Colm Toibin is one of the most recognisable authors on the vibrant list, which boast few well-known names (big-name authors such as Roddy Doyle and Margaret Atwood have missed out) and includes three first-time writers.
One of the newcomers is Donal Ryan, nominated for The Spinning Heart, an ambitious novel told from the points of view of 21 people who are trying to get by in a rural village in present-day Ireland, in the aftermath of the country’s financial collapse.
Aside from Toibin only Jim Crace, who is nominated for his eleventh novel Harvest, has appeared on the longlist before.
Dublin writer Colum McCann has been nominated for TransAtlantic. It tells the intertwined stories of Alcock and Brown (the first non-stop transatlantic fliers in 1919), the visit of Frederick Douglass to Ireland in 1845/46, and the story of the Irish peace process as negotiated by Senator George Mitchell in 1998.

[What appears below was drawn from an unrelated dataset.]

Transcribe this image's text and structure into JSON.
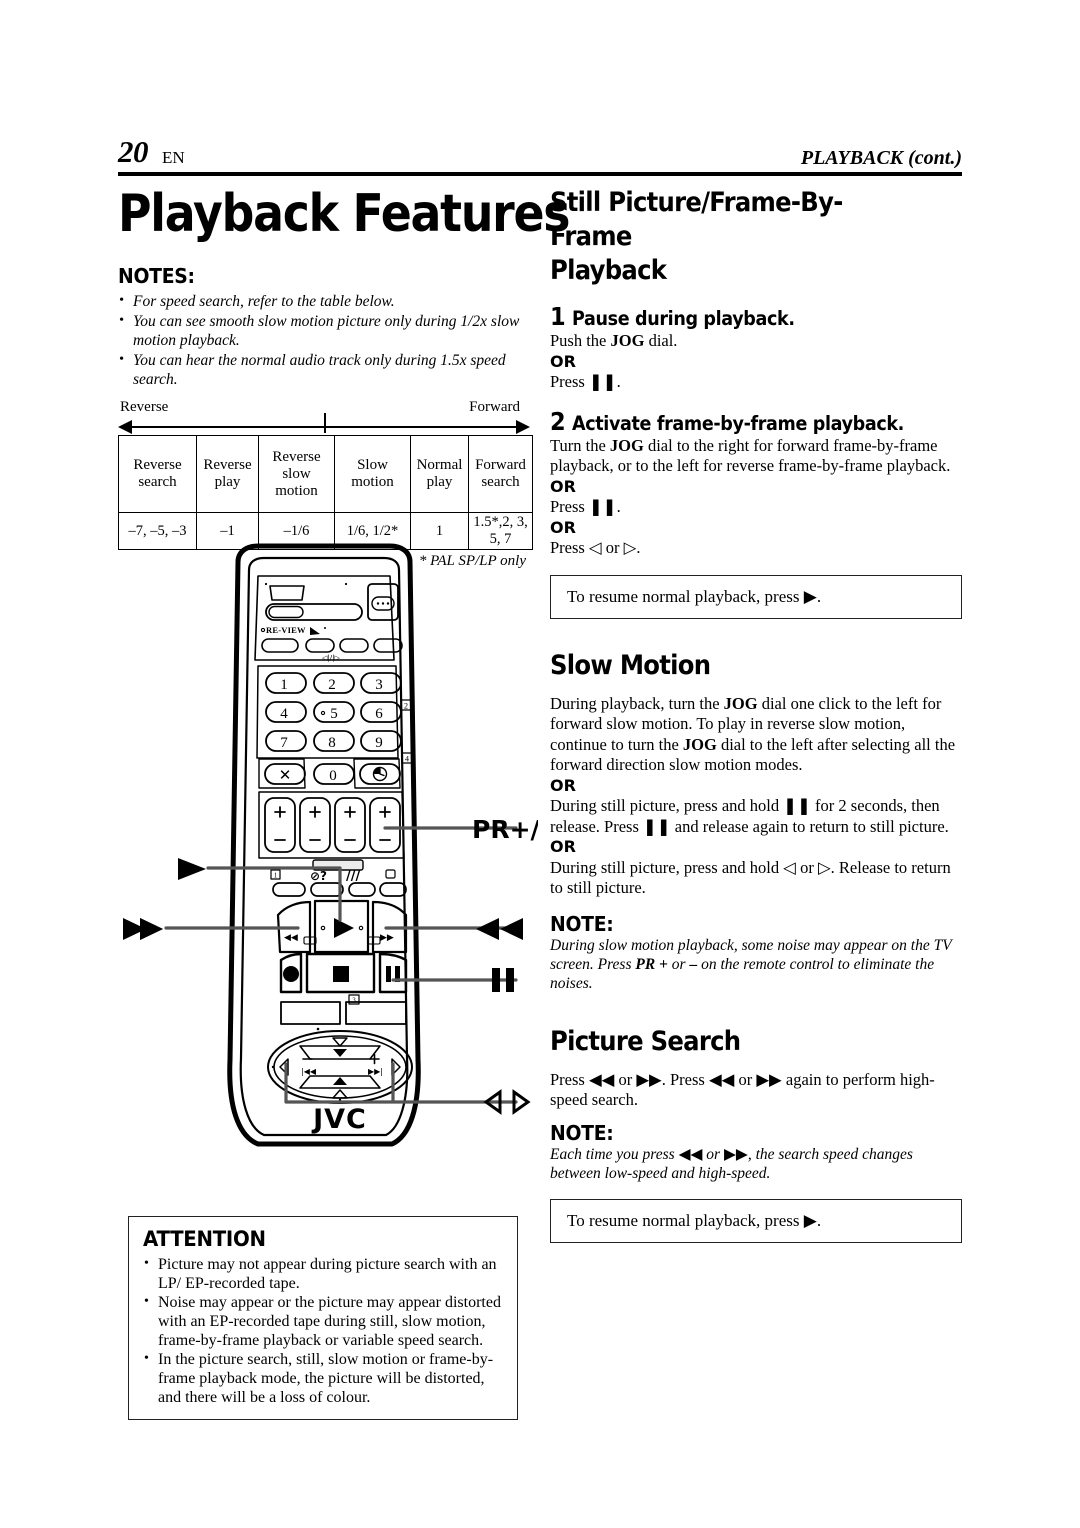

Robert Macfarlane, this year’s chair of judges, said: “This is surely the most diverse longlist in Man Booker history: wonderfully various in terms of geography, form, length and subject. These novels range from the traditional to the experimental, from the first century AD to the present day, from 100 pages to 1,000, and from Shanghai to Hendon.”
He added: “What links them is variety. They range from 100 to 1,000 pages. From the 1st century AD to the present. A vast variety of form and in subject matter.”
The shortlist for the £50,000 prize will be announced in September before judges name their winner on 15 October, in what is the prize’s 45th year in existence.